VATICAN CITY — Thursday in a written speech, Pope Francis reiterated the Catholic Church’s commitment to the protection of minors from sexual abuse, stating that the Church will continue to take a “zero tolerance” stance against offenders.
“Let me say quite clearly that sexual abuse is a horrible sin, completely opposite and in contradiction to what Christ and the Church teach us,” the Pope’s prepared remarks stated Sept. 21.
“That is why, I reiterate today, once again, that the Church, at all levels, will respond with the application of the most firm measures to all those who have betrayed their call and abused the children of God.”
Pope Francis addressed members of the Pontifical Commission for the Protection of Minors at the opening of their plenary assembly. Handing out copies of his prepared statement to those present, he then delivered off-the-cuff remarks.
In his prepared speech, the Pope wrote that the Church “irrevocably and at all levels seeks to apply the principle of ‘zero tolerance’ against sexual abuse of minors.”
He explained that the disciplinary measures which have been adopted by particular churches must apply to everyone who works within the institutions of the Church.
“However, the primary responsibility is of the bishops, priests and religious, of those who have received the vocation to offer their lives to the service [of the Church], including the vigilant protection of all vulnerable children, young people and adults,” he continued.
The Pope noted how he has personally had the privilege of listening to the stories of victims and survivors of abuse and that in these encounters people have openly shared the effects that sexual abuse has had on their lives and on the lives of their families.
“I know that you, too, have had the blessed occasion to participate in the same meetings,” he said to commission members, “and that they continue to nourish your personal commitment to do everything possible to combat this evil and eliminate this ruin among us.”
Francis said that he wanted to share at that gathering the “profound pain I feel in my soul for the situation of abused children.” The sexual abuse scandal is, he continued, “a terrible ruin for the whole of humanity,” affecting vulnerable children, young people and adults in every country and society.
The whole experience has also been “very painful” for the Church and is something “we are ashamed of,” he said.
“But we have also experienced a call, which we are sure comes directly from our Lord Jesus Christ: to embrace the mission of the Gospel for the protection of all vulnerable minors and adults.”
Francis spoke to the members of the commission after an address by Cardinal Sean O’Malley, president of the commission, and after presentations by two commission members, Sister Hermenegild Makoro and Bill Kilgallon, on the projects of the commission’s six working groups from the past three years.
Praising the work of the commission over the last three and a half years, the Pope said that they have worked to consistently emphasize the most important principles guiding the Church’s efforts in abuse protection.
He also said that he was happy to hear that many churches have taken their advice of holding a “Day of Prayer” and of dialoguing with victims and survivors.
In his address, Cardinal O’Malley said that the commission considers the safeguarding of minors and vulnerable adults to be “an integral part of the mission of the Church.”
“The Church’s care for victims/survivors of abuse and their families is a primary consideration in this mission.
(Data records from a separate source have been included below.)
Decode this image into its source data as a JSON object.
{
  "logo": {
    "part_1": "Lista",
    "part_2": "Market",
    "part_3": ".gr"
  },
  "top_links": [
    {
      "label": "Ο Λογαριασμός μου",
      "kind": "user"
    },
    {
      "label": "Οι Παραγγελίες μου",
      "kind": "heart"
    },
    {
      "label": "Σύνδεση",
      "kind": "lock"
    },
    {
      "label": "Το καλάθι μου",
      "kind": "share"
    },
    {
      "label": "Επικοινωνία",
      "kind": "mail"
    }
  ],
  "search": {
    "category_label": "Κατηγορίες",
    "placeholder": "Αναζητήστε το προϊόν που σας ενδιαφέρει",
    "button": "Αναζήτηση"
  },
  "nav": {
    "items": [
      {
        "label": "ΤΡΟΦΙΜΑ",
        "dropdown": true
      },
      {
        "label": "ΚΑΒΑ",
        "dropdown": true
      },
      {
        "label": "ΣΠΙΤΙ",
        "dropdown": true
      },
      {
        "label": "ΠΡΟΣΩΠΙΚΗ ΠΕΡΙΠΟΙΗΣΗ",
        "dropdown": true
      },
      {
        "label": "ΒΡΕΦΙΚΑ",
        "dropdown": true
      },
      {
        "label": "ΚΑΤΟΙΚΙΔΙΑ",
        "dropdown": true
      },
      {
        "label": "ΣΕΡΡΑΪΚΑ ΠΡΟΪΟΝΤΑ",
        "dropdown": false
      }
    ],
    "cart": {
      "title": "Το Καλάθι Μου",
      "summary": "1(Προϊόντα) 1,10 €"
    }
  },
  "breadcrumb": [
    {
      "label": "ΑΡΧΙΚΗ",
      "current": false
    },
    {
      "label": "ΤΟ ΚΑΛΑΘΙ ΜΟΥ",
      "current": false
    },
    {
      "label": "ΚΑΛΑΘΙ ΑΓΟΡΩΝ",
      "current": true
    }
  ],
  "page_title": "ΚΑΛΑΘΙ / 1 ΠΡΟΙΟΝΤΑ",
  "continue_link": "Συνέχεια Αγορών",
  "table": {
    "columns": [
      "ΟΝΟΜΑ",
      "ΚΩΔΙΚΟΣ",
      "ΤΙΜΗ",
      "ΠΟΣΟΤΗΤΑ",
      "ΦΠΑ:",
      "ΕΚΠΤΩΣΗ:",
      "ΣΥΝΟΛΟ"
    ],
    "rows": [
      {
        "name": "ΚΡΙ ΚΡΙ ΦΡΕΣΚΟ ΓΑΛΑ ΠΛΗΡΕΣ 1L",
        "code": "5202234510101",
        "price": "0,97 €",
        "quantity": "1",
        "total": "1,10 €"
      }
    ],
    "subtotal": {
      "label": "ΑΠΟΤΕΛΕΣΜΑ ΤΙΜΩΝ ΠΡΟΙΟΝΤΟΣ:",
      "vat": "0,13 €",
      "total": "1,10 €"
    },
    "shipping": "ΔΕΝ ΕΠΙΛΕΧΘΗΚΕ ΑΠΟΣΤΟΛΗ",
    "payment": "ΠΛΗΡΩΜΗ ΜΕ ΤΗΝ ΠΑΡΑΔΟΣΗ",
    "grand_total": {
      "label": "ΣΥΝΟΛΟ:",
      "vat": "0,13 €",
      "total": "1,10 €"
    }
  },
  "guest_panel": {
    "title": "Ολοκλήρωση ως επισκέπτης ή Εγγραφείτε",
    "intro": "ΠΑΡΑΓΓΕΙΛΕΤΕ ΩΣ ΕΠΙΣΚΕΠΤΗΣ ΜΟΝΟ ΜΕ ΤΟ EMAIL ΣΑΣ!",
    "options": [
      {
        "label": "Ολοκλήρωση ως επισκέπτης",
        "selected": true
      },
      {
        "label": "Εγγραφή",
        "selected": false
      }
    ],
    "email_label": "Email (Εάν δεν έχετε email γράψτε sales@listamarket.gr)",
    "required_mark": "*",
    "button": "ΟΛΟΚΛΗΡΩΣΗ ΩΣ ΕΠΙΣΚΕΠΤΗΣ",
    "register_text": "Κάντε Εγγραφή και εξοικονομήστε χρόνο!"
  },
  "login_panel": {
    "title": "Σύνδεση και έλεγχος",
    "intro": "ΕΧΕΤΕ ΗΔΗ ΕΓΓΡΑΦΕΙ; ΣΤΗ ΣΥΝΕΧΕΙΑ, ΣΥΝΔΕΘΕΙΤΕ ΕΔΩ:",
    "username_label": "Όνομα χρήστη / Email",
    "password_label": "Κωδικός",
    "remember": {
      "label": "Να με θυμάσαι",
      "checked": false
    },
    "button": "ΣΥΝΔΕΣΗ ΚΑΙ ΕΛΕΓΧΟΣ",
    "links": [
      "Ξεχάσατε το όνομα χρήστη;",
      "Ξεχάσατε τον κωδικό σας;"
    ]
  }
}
By listening attentively and sharing experiences with them, our commission has benefitted greatly from all that survivors have offered to us.”
Other things the commission has emphasized have been educational and training programs, especially for Church leaders, and assistance for local Churches to develop and implement guidelines, he said.
Following the audience with Pope Francis, he said the commission will hold its plenary assembly to continue to discuss these projects and prepare recommendations for the Pope for the continued work of the Pontifical Commission for the Protection of Minors.
Francis said that the Church is called to be “a place of piety and compassion, especially for those who have suffered.”
The Church is a field hospital, he concluded, one which accompanies each of us on our spiritual journey.
“I am fully confident that the commission will continue to be a place where we can listen with interest to the voices of the victims and the survivors — because we have much to learn from them and their personal stories of courage and perseverance.”